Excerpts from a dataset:

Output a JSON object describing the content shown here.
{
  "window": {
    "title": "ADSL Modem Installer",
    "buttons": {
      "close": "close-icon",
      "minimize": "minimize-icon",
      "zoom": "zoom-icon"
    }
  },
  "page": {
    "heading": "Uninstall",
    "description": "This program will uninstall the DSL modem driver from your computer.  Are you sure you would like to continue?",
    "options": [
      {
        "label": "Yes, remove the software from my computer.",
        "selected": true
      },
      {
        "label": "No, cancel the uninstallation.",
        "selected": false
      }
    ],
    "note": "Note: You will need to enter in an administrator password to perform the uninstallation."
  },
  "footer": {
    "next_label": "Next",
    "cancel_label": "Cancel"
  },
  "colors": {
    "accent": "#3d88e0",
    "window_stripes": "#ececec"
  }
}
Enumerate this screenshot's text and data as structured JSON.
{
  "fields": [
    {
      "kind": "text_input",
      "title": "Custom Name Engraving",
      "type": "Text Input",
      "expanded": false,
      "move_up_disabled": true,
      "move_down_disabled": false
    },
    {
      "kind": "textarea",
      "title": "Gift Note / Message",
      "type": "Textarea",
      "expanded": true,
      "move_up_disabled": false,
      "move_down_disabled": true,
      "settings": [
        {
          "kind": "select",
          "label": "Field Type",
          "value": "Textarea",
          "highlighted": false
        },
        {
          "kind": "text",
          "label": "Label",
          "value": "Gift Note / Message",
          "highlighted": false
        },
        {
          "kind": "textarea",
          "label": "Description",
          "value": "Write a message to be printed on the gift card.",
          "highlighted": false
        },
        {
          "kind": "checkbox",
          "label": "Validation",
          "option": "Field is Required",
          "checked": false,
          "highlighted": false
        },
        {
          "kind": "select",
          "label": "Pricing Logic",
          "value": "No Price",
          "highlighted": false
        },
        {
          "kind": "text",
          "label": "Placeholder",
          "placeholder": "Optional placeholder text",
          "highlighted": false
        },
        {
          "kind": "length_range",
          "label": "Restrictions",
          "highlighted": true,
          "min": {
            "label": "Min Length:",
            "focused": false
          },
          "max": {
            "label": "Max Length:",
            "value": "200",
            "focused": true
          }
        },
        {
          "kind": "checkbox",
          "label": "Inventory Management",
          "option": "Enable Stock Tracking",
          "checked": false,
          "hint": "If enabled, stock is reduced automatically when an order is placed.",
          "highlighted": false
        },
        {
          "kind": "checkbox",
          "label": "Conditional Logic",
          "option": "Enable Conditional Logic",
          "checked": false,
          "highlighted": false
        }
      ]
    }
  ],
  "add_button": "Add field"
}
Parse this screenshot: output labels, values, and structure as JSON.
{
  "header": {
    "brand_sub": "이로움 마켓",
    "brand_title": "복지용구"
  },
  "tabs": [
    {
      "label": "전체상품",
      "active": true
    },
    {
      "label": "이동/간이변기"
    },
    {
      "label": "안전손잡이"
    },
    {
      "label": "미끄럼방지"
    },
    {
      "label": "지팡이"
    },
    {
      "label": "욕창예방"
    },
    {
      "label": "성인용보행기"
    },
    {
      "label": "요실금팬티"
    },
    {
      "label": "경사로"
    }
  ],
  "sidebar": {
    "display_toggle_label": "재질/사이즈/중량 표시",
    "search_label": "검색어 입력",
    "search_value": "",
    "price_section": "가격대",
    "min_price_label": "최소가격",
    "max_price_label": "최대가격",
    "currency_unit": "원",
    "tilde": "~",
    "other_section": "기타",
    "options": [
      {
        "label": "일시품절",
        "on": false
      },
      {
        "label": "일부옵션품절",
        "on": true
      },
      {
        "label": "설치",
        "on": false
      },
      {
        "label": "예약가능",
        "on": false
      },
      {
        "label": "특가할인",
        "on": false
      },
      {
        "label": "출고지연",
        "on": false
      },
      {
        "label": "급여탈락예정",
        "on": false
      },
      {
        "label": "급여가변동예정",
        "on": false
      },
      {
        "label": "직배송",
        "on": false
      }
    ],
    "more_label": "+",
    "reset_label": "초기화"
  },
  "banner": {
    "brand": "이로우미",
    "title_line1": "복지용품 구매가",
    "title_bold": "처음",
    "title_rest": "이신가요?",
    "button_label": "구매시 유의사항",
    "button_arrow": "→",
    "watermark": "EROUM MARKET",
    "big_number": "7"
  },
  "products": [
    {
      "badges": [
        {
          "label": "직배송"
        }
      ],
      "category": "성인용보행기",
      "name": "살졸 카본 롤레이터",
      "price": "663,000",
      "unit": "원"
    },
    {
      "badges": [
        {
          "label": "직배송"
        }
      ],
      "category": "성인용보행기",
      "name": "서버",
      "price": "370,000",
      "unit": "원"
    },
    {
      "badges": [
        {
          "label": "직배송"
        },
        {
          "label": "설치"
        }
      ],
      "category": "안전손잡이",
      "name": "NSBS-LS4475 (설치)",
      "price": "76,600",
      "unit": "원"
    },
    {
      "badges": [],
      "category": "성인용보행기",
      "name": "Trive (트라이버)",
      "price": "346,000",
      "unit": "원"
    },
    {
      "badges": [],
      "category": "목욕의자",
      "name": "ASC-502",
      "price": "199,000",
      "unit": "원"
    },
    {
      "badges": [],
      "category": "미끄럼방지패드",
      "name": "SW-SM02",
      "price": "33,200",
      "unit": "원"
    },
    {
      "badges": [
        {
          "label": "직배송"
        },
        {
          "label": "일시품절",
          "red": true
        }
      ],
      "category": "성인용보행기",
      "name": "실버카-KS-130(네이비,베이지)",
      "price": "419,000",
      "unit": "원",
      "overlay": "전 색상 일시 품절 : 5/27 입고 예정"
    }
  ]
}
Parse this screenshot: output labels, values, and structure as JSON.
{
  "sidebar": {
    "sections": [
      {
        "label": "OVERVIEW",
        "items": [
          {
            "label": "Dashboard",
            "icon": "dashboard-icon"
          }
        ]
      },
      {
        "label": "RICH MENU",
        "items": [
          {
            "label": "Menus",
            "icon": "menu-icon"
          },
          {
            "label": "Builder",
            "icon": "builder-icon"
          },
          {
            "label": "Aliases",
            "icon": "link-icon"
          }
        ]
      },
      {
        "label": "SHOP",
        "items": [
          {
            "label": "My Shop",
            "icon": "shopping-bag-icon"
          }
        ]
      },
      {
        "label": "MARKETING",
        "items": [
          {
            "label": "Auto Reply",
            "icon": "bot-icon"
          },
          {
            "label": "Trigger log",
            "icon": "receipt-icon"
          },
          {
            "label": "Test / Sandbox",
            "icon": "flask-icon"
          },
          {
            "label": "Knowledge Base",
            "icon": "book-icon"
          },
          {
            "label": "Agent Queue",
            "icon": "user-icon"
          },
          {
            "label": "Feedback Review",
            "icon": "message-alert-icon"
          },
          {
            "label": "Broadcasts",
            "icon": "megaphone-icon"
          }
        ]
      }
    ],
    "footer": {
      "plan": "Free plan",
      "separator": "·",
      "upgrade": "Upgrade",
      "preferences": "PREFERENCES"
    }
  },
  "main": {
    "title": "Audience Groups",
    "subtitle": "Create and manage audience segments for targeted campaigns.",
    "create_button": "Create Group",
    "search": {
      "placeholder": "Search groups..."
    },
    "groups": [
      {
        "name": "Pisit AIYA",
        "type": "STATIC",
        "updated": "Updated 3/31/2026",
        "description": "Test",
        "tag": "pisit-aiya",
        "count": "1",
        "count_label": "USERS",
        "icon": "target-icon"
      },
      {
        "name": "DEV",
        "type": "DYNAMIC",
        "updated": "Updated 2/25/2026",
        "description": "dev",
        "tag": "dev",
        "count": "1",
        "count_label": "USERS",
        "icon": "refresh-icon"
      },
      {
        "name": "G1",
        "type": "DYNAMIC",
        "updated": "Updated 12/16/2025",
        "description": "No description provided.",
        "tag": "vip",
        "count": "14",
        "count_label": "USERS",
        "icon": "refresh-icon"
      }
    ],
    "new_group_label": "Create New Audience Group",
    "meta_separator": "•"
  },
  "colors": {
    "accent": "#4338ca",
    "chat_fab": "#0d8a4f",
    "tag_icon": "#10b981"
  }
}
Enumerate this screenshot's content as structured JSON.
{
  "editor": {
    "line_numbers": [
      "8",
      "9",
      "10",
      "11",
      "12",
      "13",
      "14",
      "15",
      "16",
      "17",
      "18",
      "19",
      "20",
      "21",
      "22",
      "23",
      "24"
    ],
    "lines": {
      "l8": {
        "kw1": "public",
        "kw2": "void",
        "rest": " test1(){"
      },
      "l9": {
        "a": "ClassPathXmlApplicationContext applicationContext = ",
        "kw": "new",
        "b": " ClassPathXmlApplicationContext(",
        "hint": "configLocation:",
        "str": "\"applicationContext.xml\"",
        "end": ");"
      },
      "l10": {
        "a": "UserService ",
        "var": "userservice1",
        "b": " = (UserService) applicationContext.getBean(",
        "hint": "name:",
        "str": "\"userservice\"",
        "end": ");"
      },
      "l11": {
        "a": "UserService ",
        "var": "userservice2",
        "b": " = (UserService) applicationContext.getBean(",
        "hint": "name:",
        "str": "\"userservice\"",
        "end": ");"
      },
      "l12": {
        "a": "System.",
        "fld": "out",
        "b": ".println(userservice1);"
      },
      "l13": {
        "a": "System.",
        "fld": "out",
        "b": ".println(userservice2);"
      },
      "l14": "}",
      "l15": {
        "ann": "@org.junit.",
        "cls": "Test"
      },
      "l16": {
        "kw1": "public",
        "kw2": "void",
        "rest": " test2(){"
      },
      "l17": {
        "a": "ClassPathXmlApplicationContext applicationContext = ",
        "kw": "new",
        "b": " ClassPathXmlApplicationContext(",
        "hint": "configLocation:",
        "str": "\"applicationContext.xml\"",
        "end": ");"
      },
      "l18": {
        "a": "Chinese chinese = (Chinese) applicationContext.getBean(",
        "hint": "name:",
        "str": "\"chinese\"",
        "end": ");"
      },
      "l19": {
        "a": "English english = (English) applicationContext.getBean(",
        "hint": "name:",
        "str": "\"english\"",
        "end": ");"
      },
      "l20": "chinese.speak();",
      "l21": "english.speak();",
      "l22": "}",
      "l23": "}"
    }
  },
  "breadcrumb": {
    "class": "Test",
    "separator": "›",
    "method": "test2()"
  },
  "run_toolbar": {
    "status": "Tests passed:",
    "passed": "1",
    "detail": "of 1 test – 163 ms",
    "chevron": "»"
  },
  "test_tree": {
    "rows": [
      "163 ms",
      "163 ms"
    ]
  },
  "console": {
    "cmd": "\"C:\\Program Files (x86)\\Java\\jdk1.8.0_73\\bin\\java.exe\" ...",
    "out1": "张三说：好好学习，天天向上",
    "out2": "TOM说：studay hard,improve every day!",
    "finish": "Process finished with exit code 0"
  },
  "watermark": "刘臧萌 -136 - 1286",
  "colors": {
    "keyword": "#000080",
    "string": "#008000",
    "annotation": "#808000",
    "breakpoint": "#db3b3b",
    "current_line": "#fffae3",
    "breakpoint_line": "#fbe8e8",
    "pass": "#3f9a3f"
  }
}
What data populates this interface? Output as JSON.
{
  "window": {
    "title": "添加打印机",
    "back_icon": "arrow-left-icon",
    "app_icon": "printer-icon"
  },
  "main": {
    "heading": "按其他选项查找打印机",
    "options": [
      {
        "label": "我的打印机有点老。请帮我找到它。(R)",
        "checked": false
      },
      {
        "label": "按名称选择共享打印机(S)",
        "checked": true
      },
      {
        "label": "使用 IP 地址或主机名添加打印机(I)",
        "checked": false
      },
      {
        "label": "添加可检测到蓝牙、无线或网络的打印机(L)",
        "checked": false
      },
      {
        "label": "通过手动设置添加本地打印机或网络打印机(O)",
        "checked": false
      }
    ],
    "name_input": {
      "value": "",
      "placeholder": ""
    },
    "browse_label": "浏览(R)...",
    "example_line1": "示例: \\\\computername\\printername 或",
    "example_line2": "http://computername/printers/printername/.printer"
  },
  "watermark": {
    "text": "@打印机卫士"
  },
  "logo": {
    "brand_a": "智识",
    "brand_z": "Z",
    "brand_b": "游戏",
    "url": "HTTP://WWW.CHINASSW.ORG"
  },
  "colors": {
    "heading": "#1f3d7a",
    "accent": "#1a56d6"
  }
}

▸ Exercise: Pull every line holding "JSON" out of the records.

▸ Written reply:
Output a JSON object describing the content shown here.
Enumerate this screenshot's text and data as structured JSON.
Parse this screenshot: output labels, values, and structure as JSON.
Parse this screenshot: output labels, values, and structure as JSON.
Enumerate this screenshot's content as structured JSON.
What data populates this interface? Output as JSON.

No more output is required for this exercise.